- Dietary Supplements
Food & Beverages
Recipient NameDonnie Bergeron
59040 Amber Street
Slidell, LA 70461
- Issuing Office:
- Center for Food Safety and Applied Nutrition
5001 Campus Drive
College Park, MD 20740-3835
VIA OVERNIGHT DELIVERY
RETURN RECEIPT REQUESTED
April 10, 2019
Attn: Donnie Bergeron
59040 Amber Street
Slidell, LA 70461
Dear Mr. Bergeron:
This letter concerns your product Limitless, which is sold in both liquid and capsule forms and which is labeled and/or offered for sale as a dietary supplement. Your product labeling lists the substance β-phenyl-γ-aminobutyric acid as a dietary ingredient. This ingredient is also called, among other names, phenibut, fenibut, phenigam, PhGaba, phenigamma, phenygam, 4-Amino-3-phenylbutyric acid, 4-Amino-3-phenylbutanoic acid, β-(Aminomethyl)benzenepropanoic acid, and beta-(Aminomethyl)hydrocinnamic acid (hereinafter referred to as phenibut).
Under section 201(ff)(1) of the Federal Food, Drug, and Cosmetic Act (the Act) [21 U.S.C. § 321(ff)(1)], a dietary ingredient is a vitamin; a mineral; an herb or other botanical; an amino acid; a dietary substance for use by man to supplement the diet by increasing the total dietary intake; or a concentrate, metabolite, constituent, extract, or combination of the preceding substances. Phenibut is not a vitamin; a mineral; an herb or other botanical; an amino acid; a dietary substance for use by man to supplement the diet by increasing the total dietary intake; or a concentrate, metabolite, constituent, extract, or combination of the preceding substances. Because phenibut does not fit in any of the dietary ingredient categories under section 201(ff)(1) of the Act, it is not a dietary ingredient as defined in the Act. Declaring phenibut in your product labeling as a dietary ingredient causes your product to be misbranded under section 403(a)(1) of the Act [21 U.S.C. § 343(a)(1)] in that the labeling is false or misleading in any particular.
The violation cited in this letter is not intended to be an all-inclusive statement of violations that exist in connection with your products. You are responsible for investigating and determining the causes of the violation identified above and for preventing its recurrence or the occurrence of other violations. It is your responsibility to ensure that your firm complies with all requirements of federal law, including FDA regulations.
You should take prompt action to correct the violation cited in this letter. Failure to promptly correct this violation may result in legal action without further notice, including, without limitation, seizure and/or injunction.
Within fifteen working days of receipt of this letter, please notify this office in writing of the specific steps that you have taken to correct the violation.
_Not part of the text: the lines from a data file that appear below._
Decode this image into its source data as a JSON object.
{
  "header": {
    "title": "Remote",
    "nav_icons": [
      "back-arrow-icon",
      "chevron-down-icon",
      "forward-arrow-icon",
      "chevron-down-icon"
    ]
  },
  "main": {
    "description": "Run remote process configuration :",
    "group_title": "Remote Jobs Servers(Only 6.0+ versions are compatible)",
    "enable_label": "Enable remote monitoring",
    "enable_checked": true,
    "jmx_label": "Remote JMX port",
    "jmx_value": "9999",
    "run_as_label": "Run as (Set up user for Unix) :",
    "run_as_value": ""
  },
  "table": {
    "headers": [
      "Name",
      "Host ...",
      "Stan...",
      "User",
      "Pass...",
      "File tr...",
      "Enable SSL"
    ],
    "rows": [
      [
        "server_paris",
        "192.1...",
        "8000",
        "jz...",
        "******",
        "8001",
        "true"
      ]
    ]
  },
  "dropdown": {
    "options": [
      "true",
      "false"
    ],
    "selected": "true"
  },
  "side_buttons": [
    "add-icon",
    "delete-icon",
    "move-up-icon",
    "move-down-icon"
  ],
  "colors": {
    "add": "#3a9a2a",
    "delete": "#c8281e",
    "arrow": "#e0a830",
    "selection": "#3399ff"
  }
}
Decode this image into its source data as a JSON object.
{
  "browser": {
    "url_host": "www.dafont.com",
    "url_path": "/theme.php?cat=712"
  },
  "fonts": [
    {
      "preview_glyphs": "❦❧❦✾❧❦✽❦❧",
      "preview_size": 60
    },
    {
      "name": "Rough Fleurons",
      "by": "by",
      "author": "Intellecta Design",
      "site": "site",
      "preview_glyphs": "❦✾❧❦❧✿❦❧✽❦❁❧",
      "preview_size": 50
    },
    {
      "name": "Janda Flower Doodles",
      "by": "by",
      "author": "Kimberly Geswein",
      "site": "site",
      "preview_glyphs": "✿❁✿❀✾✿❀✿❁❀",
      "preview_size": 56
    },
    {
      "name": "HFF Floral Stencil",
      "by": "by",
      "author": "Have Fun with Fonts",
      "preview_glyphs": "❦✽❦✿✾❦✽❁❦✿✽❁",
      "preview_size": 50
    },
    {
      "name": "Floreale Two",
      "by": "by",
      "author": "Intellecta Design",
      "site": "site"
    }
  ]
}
Include an explanation of each step being taken to prevent the recurrence of the violation, as well as copies of related documentation. If you believe that your products are not in violation of the Act, include your reasoning and any supporting information for our consideration. If you cannot complete corrective action within fifteen working days, state the reason for the delay and the time within which you will complete the correction.
Your written reply should be directed to Shawn Goldman, United States Food and Drug Administration, Center for Food Safety and Applied Nutrition, 5001 Campus Drive, Office of Compliance (HFS-608), Division of Enforcement, College Park, Maryland 20740-3835. If you have any questions, please contact Mr. Goldman at Shawn.Goldman@fda.hhs.gov.
William A. Correll
Office of Compliance
Center for Food Safety and Applied Nutrition
 This warning letter does not address whether phenibut can be lawfully marketed in dietary supplements as non-dietary ingredients. For non-dietary ingredients intended for use in dietary supplements to be lawfully marketed in a dietary supplement, the substance must be used in accordance with a food additive regulation or be generally recognized as safe (GRAS) for its intended use (see section 201(s) of the Act (21 U.S.C. § 321(s)).